“It’s in need of some repair and maintenance,” said McColman. “What we’re trying to do is shore up the outside, which we certainly can do before we get our certificates and Act 250 and so on.”
The barn was part of a dairy farm until the 1990s. It’s believed to have been built in the 1850s, and is in remarkably good condition, McColman said.
Collier said the barn, surrounding land and house across the street were all one property owned by Jim and Nancy Leary. He and McColman discovered it while looking for a bigger barn for Barn Opera.
“Josh and I looked at pretty much every barn from Pittsford to Leicester trying to find one that would fit,” McColman said. “It doesn’t get any more Vermont than this. You come across a covered bridge, and there it is.”
Collier said the Learys didn’t want to sell just the barn, so the entire property had to be purchased, except Barn Opera couldn’t pick up the house. Collier and his family, however, could. He was in the middle of moving in on Friday when he spoke to the Herald.

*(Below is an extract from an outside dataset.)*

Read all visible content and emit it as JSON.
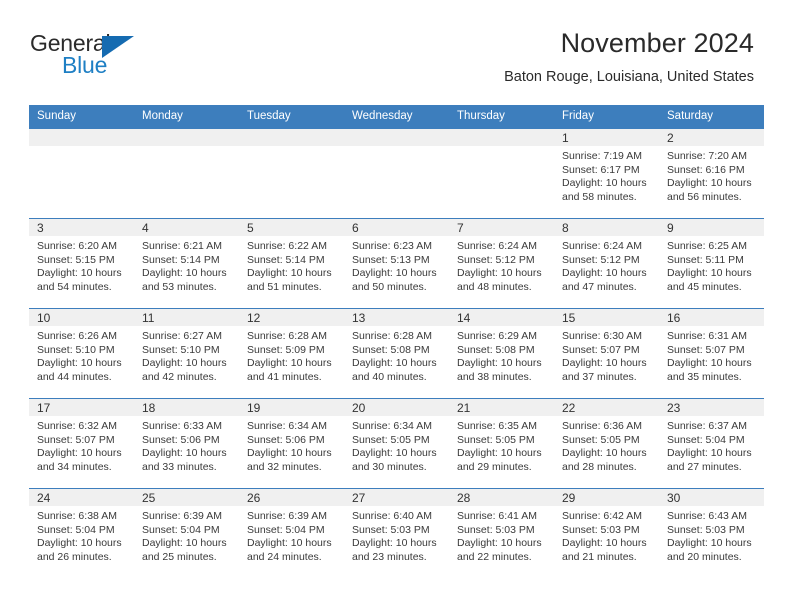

The whole property sold for $360,000, Collier said. It was worked out so that he bought the house for half that, while Barn Opera got the barn plus 10 acres for the other half. He said it’s convenient, as he doesn’t have to go far to tend the barn.
Next to the barn is a silo, which Collier and McColman plan to see cleaned up. Beside that is another barn structure with solar panels on the roof. These power the barn and house.

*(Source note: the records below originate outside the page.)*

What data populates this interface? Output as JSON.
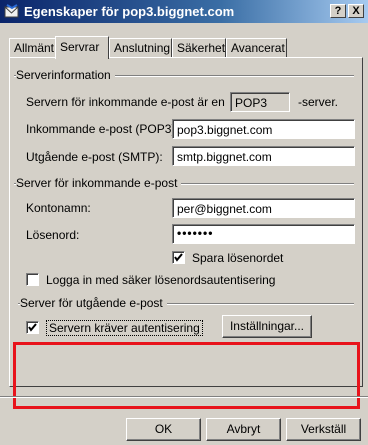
{
  "window": {
    "title": "Egenskaper för pop3.biggnet.com",
    "help_button": "?",
    "close_button": "X"
  },
  "tabs": [
    {
      "label": "Allmänt",
      "active": false
    },
    {
      "label": "Servrar",
      "active": true
    },
    {
      "label": "Anslutning",
      "active": false
    },
    {
      "label": "Säkerhet",
      "active": false
    },
    {
      "label": "Avancerat",
      "active": false
    }
  ],
  "server_info": {
    "group_label": "Serverinformation",
    "type_prefix": "Servern för inkommande e-post är en",
    "type_value": "POP3",
    "type_suffix": "-server.",
    "incoming_label": "Inkommande e-post (POP3):",
    "incoming_value": "pop3.biggnet.com",
    "outgoing_label": "Utgående e-post (SMTP):",
    "outgoing_value": "smtp.biggnet.com"
  },
  "incoming_server": {
    "group_label": "Server för inkommande e-post",
    "account_label": "Kontonamn:",
    "account_value": "per@biggnet.com",
    "password_label": "Lösenord:",
    "password_value": "•••••••",
    "remember_password_label": "Spara lösenordet",
    "remember_password_checked": true,
    "secure_auth_label": "Logga in med säker lösenordsautentisering",
    "secure_auth_checked": false
  },
  "outgoing_server": {
    "group_label": "Server för utgående e-post",
    "requires_auth_label": "Servern kräver autentisering",
    "requires_auth_checked": true,
    "settings_button": "Inställningar..."
  },
  "footer": {
    "ok_button": "OK",
    "cancel_button": "Avbryt",
    "apply_button": "Verkställ"
  },
  "colors": {
    "titlebar_start": "#0a246a",
    "titlebar_end": "#a6caf0",
    "dialog_background": "#d4d0c8",
    "highlight_box": "#e8131b"
  }
}
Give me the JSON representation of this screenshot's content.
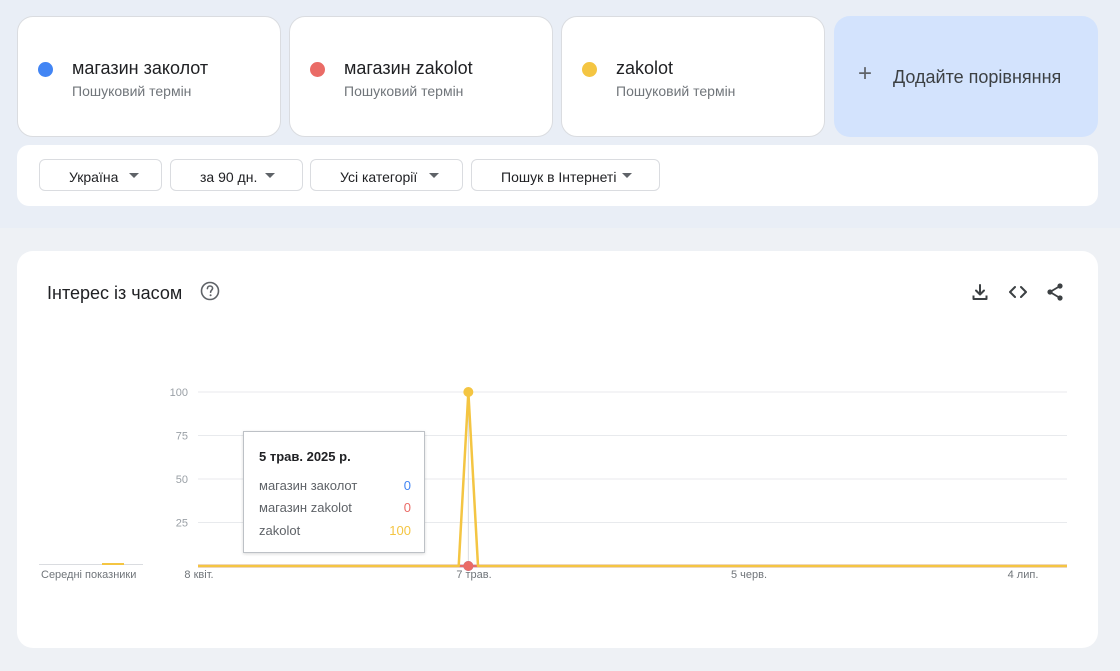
{
  "terms": [
    {
      "name": "магазин заколот",
      "subtitle": "Пошуковий термін",
      "color": "#4285f4"
    },
    {
      "name": "магазин zakolot",
      "subtitle": "Пошуковий термін",
      "color": "#ea6b66"
    },
    {
      "name": "zakolot",
      "subtitle": "Пошуковий термін",
      "color": "#f4c542"
    }
  ],
  "add_comparison": {
    "icon": "plus-icon",
    "label": "Додайте порівняння"
  },
  "filters": [
    {
      "label": "Україна"
    },
    {
      "label": "за 90 дн."
    },
    {
      "label": "Усі категорії"
    },
    {
      "label": "Пошук в Інтернеті"
    }
  ],
  "interest_card": {
    "title": "Інтерес із часом",
    "icons": [
      "help-icon",
      "download-icon",
      "embed-icon",
      "share-icon"
    ],
    "averages_label": "Середні показники"
  },
  "tooltip": {
    "date": "5 трав. 2025 р.",
    "rows": [
      {
        "name": "магазин заколот",
        "value": "0",
        "color": "#4285f4"
      },
      {
        "name": "магазин zakolot",
        "value": "0",
        "color": "#ea6b66"
      },
      {
        "name": "zakolot",
        "value": "100",
        "color": "#f4c542"
      }
    ]
  },
  "chart_data": {
    "type": "line",
    "x_tick_labels": [
      "8 квіт.",
      "7 трав.",
      "5 черв.",
      "4 лип."
    ],
    "x_range": [
      "2025-04-07",
      "2025-07-06"
    ],
    "y_ticks": [
      25,
      50,
      75,
      100
    ],
    "ylim": [
      0,
      100
    ],
    "grid": true,
    "series": [
      {
        "name": "магазин заколот",
        "color": "#4285f4",
        "points": [
          [
            "2025-04-07",
            0
          ],
          [
            "2025-07-06",
            0
          ]
        ]
      },
      {
        "name": "магазин zakolot",
        "color": "#ea6b66",
        "points": [
          [
            "2025-04-07",
            0
          ],
          [
            "2025-07-06",
            0
          ]
        ]
      },
      {
        "name": "zakolot",
        "color": "#f4c542",
        "points": [
          [
            "2025-04-07",
            0
          ],
          [
            "2025-05-04",
            0
          ],
          [
            "2025-05-05",
            100
          ],
          [
            "2025-05-06",
            0
          ],
          [
            "2025-07-06",
            0
          ]
        ]
      }
    ],
    "highlight": {
      "x": "2025-05-05"
    }
  }
}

“Our permitting will allow us 28 days of public occupancy,” said Collier. “I imagine we’ll continue on doing four shows a year with two performances of each show. I imagine we’ll have some other events, but I don’t have information on just what those will be.”
McColman said Barn Opera isn’t intending to make a profit, but he and Collier think it will help improve Brandon’s fortunes by using the arts as an economic draw.
“This is strictly for the betterment of the community, for the betterment of Brandon, to bring this kind of entertainment, this kind of culture, to the town,” McColman said.
Collier said Barn Opera has drawn people to Brandon from overseas. One woman, from Ireland, was particularly enamored with the company. “She came here, she saw the show, was amazed, and now has season tickets and plans her trips to the United States around our performances,” he said. “We’re bringing financial resources from New York, from Connecticut, from Montreal, into the town. They’re not just seeing the opera, either. They’re going to have dinner at the café, they’re going to stay at the bed and breakfast, they’re going to spend money here. This is not economic development for us personally, it’s for the town, and it grows the culture.”
More information about Barn Opera can be found at www.barnopera.com